But wait, wait. Beat not thy Okie breast. “Our recent architectural history is also rich. Some of our finest buildings were designed by internationally prominent architects. There are three structures in Oklahoma by Frank Lloyd Wright. There are numerous buildings, especially in Tulsa, Norman, and Bartlesville, designed by Bruce Goff; several of them are among his finest works. Two Oklahoma buildings have received the coveted Twenty-Five Year Award of the American Institute of Architects; the Price Tower in Bartlesville by Wright and the Bavinger House in Norman by Goff. Few other states in America can claim this distinction.”
Heh, I can’t think of many (any?) statesmen who would go so filiopietistic in public. (Next door, Arkansas glows over its indigenous genius, E. Faye Jones, but I can’t imagine them bragging about him like this.)
I’ll tell you what such an aesthetic inferiority complex leads to—the supermodern, international competition-derived Oklahoma Repertory Theatre across from the bus station in Oklahoma City.
When these local boosters stop worrying about what the U.S. thinks of them and simply lay out their own quirky and fascinating history, the collection soars and scores. Take the short and unevenly happy history of Sulfur, the Bromide Salts Capital of the Universe, before germ theory and “the Doctrine of Specific Etiology” undermined the credibility of sucking up sulfur water and paddling around in mud packs irrigated by the same muck. The city fathers didn’t sit around and mope about their now disused springs. They damned a few creeks and made their turf into Paradise Lake.

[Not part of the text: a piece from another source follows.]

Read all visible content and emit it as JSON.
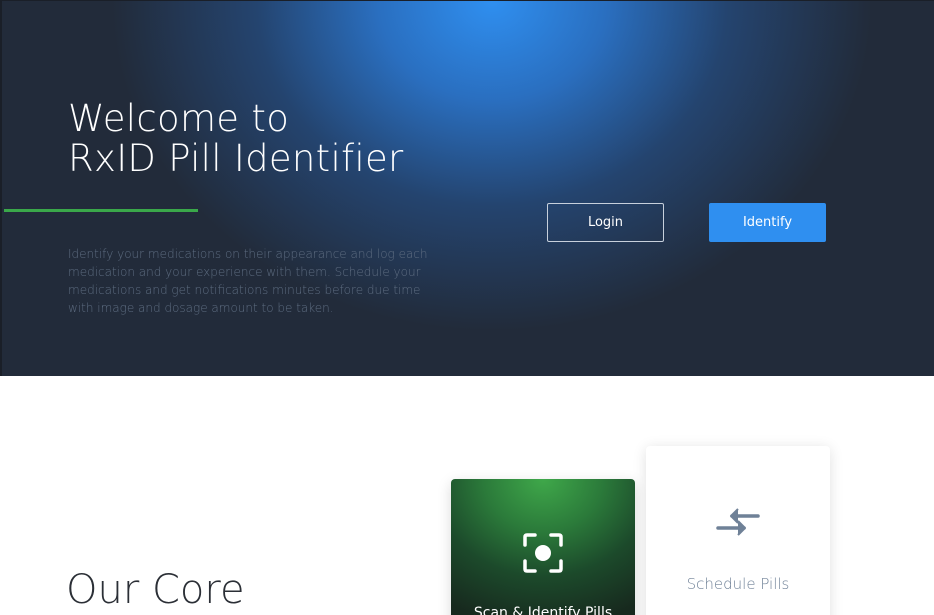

Meanwhile, my memories of Oklahoma remain special: the Wewoka lass with whom I spent some marvelously confusing months in the woods of Northern California; that early morning epiphany when the guy I chatted up in the lobby of Tulsa’s premiere Art Deco skyscraper (erected, like me, in 1927) turned out to be its architect (since that was his first commission and since he had just retired, you can imagine what a non-stop tutorial that accident led to); my first—and last—Tulsa rodeo, at which my hanging Minolta led to my being impressed to shoot Miss Tulsa (except that, while I was being led through acres of rumbling horse rumps, I shot off my last exposures accidentally, I made a simulated click with my teeth for Miss Tulsa and cleared out of there.)
So my advice to you Okie-knockers: Lighten up. You’re as A. Okie as you really are. No more. No less. But that’s the same state of awareness in all the other 49 as well. Don’t make your life more miserable than it need be by obscuring your blue skies with social scientific piffle.
But do listen to your historian sage, Howard R. Lamar. His wise essay on fine-tuning your part in the revisionism going on in Western history is worth the price of the paperback. Be sweetly cynical like the great Will Rogers. And ignore the inane Oral. Then it won’t matter what other states think of you.
If you have reason to think well of yourself, what others wonder won’t matter a bit. O.K., Okies?
Reprinted from Welcomat: After Dark, Hazard-at-Large, August 25, 1993